What is the best way to invest? There are many different ways of investing and you need to know the difference between all the different types of investing. The best way to invest is always down to how financially educated you are on all the ins and outs. This is because, if you are ignorant, then you will end up losing more than you will be making.
To make the most of any investment strategy, it must be based on two things – a sound understanding of market conditions, and a solid understanding of how investment strategies work. Market conditions are based on economic factors such as general economic growth, interest rates, unemployment, inflation and market trends. Understanding how the two work and which factors to consider most important, can give you a good idea of what kind of investment strategy you need to adopt. For example, if you are considering a high interest savings account, and market conditions have shown that it is a good time to make investments, then you would want to consider using a high interest dollar cost averaging investment strategy, where you invest all of your savings in a common mutual fund, and then use the average returns of that fund over time to generate a good rate of return on your investment.

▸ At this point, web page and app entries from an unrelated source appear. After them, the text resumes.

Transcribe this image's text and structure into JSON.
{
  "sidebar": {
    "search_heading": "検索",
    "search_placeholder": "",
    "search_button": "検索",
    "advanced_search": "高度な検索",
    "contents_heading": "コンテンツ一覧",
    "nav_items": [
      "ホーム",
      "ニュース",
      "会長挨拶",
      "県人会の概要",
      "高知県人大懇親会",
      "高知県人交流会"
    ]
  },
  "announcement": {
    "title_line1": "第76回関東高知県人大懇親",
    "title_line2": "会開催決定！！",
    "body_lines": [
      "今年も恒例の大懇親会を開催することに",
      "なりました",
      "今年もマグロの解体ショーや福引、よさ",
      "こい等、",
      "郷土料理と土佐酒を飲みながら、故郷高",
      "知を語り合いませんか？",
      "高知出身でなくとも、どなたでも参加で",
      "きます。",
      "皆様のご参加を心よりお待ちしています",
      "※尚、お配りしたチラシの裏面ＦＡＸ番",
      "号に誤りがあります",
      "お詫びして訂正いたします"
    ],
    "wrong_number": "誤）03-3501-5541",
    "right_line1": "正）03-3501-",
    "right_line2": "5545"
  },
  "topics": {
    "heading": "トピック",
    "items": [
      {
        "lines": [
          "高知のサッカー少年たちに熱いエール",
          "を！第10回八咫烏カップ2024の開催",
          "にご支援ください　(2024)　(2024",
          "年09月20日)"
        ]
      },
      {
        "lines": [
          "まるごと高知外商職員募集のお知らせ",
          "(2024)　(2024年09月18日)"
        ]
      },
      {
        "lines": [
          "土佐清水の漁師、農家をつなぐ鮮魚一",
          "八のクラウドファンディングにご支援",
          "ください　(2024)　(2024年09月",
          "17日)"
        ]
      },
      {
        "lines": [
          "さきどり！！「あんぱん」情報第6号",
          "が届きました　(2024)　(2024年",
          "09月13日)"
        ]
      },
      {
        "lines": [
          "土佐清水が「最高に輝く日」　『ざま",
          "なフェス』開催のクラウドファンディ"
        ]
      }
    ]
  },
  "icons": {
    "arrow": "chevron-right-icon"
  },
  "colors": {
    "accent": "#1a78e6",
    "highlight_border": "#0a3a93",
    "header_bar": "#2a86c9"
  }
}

On the other hand, if market conditions have shown that the time to buy stocks is now, then you would want to use a stock picking system, where you research different types of mutual funds, individual stocks and companies, then invest accordingly. You need to use sound reasoning when determining which of these strategies you want to follow. This is because some investments are more secure than others, and if there is a drop in market prices, the investments that are made could suffer. Also, some funds, such as bond funds, do not generate as much income on average as other types of funds. However, if you are planning to make long term investments, you may want to consider both types of strategies. Just remember to research your chosen investment methodologies thoroughly before you actually start investing.